Atlantic herring, which school in enormous numbers, are important food for ocean predators. Fisheries managers are beginning to take into account the fish’s role in the ecosystem when setting catch limits.
© Nature Picture Library/Alamy
Schools of Atlantic herring are hypnotizing to watch. Like many other small fish, they gather in enormous numbers—ranging from thousands to more than a million—and swirl in morphing shapes as they divide and reunite in their efforts to avoid lunging predators.
Those hunters include whales, bluefin tuna, cod, and puffins, and the survival of those animals in the waters off the U.S. East Coast is linked to healthy populations of Atlantic herring and other small prey, known as forage fish.
How many Atlantic herring are available as prey depends in part on how many are taken from the water through commercial fishing. And a great quantity of Atlantic herring can be caught in short order.
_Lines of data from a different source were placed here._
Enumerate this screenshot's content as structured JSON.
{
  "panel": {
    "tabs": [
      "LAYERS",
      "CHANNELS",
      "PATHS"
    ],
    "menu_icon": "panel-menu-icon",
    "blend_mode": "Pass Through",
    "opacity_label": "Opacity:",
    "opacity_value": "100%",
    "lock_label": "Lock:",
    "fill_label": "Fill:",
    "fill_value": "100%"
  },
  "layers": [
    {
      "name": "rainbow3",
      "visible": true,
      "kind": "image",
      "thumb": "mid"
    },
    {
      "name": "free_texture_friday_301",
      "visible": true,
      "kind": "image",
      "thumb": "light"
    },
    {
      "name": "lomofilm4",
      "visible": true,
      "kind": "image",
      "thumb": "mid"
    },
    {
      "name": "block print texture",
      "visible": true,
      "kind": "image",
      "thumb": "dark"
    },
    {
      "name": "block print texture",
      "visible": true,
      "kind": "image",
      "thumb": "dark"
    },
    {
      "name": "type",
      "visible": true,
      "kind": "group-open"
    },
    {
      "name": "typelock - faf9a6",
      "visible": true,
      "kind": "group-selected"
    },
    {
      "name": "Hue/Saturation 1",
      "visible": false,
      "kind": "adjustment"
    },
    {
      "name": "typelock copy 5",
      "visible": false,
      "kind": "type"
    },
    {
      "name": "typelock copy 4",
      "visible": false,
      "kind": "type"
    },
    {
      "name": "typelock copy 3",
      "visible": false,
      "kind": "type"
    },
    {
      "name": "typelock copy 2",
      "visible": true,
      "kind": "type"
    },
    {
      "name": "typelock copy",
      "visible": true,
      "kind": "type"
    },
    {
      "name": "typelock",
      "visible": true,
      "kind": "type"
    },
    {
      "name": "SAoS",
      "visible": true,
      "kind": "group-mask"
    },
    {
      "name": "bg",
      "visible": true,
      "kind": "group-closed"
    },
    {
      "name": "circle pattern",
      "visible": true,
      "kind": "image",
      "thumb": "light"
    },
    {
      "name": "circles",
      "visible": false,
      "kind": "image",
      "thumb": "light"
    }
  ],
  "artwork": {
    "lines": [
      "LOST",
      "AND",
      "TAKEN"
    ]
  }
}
The vessels pursuing Atlantic herring are industrial in scale: With football field-sized nets and enough space to store a million pounds of fish, these behemoths dwarf the quintessential New England fishing boat.
Vessels that catch Atlantic herring in New England dwarf the size of most New England fishing boats—and the kayaker pictured here. With nets the size of a football field and space onboard to store a million pounds of fish, these trawlers are among the biggest on the entire U.S. East Coast.
© Greg Wells
Even after they are netted, Atlantic herring often become prey again in Atlantic waters off New England. Once landed in Portland, Gloucester, New Bedford, and New Jersey, most are sold as bait for lobster traps.
Like all fish, Atlantic herring do not live in isolation from other species or from their habitats; they are one piece in the ocean ecosystem puzzle, connected to many others. And because Atlantic herring are important prey for so many animals, what happens to them ripples through the entire ocean food web.
Around the country, fishery managers have begun a transition to ecosystem-based fisheries management, which considers how fishing for individual species affects the wider ecosystem, and how such factors as ocean conditions, and the presence or absence of predators, affect the number of fish that can be caught sustainably. The New England Fishery Management Council is using this modern, realistic approach as it reconsiders how it sets catch limits for Atlantic herring. Specifically, managers are taking into account how much Atlantic herring the predators need for sustenance before calculating how much can be sustainably removed from the ecosystem by fishermen.
In December 2016, the Atlantic Herring Committee, which reports to the New England council, organized a workshop for scientists to discuss examples and strategies for setting a “control rule” to help guide these ecosystem-based catch limits. Among the most important components of such a rule are the “target”— the ideal amount of fish that should be available to predators—and the “threshold,” or the lowest level the population could reach before managers would suspend fishing to allow the species to rebound.
Earlier this month, scientists briefed the Atlantic Herring Committee on the many options for choosing a target and a threshold. A similar presentation will be delivered today to the New England Fishery Management Council.
It’s easy to voice support for the broad concept of ecosystem-based fisheries management informed by science, but the fact is that making a choice between various options—each of them founded on science—is not always simple or clear. We all know the stultifying experience of facing too many options: We may get so overwhelmed that we choose to do nothing. But progress doesn’t just happen on its own; it requires judgment and leadership, and sometimes a leap forward into unfamiliar territory.
That’s why I hope the New England council recognizes its important role today in providing direction to scientists and advisers pursuing better management for Atlantic herring. The council should move toward ecosystem-based fisheries management to help deliver a more sustainable future for fishermen and the ocean ecosystem. That’s something everyone with a stake in this issue can support.
Peter Baker directs ocean conservation efforts in the Northeast for The Pew Charitable Trusts.